### EXERCISE MATERIAL
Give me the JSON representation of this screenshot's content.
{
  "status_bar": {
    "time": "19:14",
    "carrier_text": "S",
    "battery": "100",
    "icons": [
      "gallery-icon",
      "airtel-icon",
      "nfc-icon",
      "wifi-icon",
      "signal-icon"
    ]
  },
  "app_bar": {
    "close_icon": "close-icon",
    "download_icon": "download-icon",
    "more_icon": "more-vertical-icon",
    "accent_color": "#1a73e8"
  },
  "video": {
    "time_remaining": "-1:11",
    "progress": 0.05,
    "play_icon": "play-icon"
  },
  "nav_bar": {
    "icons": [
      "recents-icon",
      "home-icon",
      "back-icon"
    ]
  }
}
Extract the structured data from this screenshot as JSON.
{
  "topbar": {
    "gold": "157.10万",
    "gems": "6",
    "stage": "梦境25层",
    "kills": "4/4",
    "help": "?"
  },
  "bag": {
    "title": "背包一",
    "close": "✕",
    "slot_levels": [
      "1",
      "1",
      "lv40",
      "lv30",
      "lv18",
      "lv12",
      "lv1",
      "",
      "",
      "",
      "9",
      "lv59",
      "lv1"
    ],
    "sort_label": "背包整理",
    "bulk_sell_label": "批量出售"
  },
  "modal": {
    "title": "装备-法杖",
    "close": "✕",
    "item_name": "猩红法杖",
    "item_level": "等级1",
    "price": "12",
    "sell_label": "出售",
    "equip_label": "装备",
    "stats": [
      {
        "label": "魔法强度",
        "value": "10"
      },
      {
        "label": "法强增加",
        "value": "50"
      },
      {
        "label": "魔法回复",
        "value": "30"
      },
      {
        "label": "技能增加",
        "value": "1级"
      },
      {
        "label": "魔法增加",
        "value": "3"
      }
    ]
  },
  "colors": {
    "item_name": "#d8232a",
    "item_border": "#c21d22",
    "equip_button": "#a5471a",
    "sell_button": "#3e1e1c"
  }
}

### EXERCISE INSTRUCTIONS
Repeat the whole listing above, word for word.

### RESULT
Give me the JSON representation of this screenshot's content.
{
  "status_bar": {
    "time": "19:14",
    "carrier_text": "S",
    "battery": "100",
    "icons": [
      "gallery-icon",
      "airtel-icon",
      "nfc-icon",
      "wifi-icon",
      "signal-icon"
    ]
  },
  "app_bar": {
    "close_icon": "close-icon",
    "download_icon": "download-icon",
    "more_icon": "more-vertical-icon",
    "accent_color": "#1a73e8"
  },
  "video": {
    "time_remaining": "-1:11",
    "progress": 0.05,
    "play_icon": "play-icon"
  },
  "nav_bar": {
    "icons": [
      "recents-icon",
      "home-icon",
      "back-icon"
    ]
  }
}
Extract the structured data from this screenshot as JSON.
{
  "topbar": {
    "gold": "157.10万",
    "gems": "6",
    "stage": "梦境25层",
    "kills": "4/4",
    "help": "?"
  },
  "bag": {
    "title": "背包一",
    "close": "✕",
    "slot_levels": [
      "1",
      "1",
      "lv40",
      "lv30",
      "lv18",
      "lv12",
      "lv1",
      "",
      "",
      "",
      "9",
      "lv59",
      "lv1"
    ],
    "sort_label": "背包整理",
    "bulk_sell_label": "批量出售"
  },
  "modal": {
    "title": "装备-法杖",
    "close": "✕",
    "item_name": "猩红法杖",
    "item_level": "等级1",
    "price": "12",
    "sell_label": "出售",
    "equip_label": "装备",
    "stats": [
      {
        "label": "魔法强度",
        "value": "10"
      },
      {
        "label": "法强增加",
        "value": "50"
      },
      {
        "label": "魔法回复",
        "value": "30"
      },
      {
        "label": "技能增加",
        "value": "1级"
      },
      {
        "label": "魔法增加",
        "value": "3"
      }
    ]
  },
  "colors": {
    "item_name": "#d8232a",
    "item_border": "#c21d22",
    "equip_button": "#a5471a",
    "sell_button": "#3e1e1c"
  }
}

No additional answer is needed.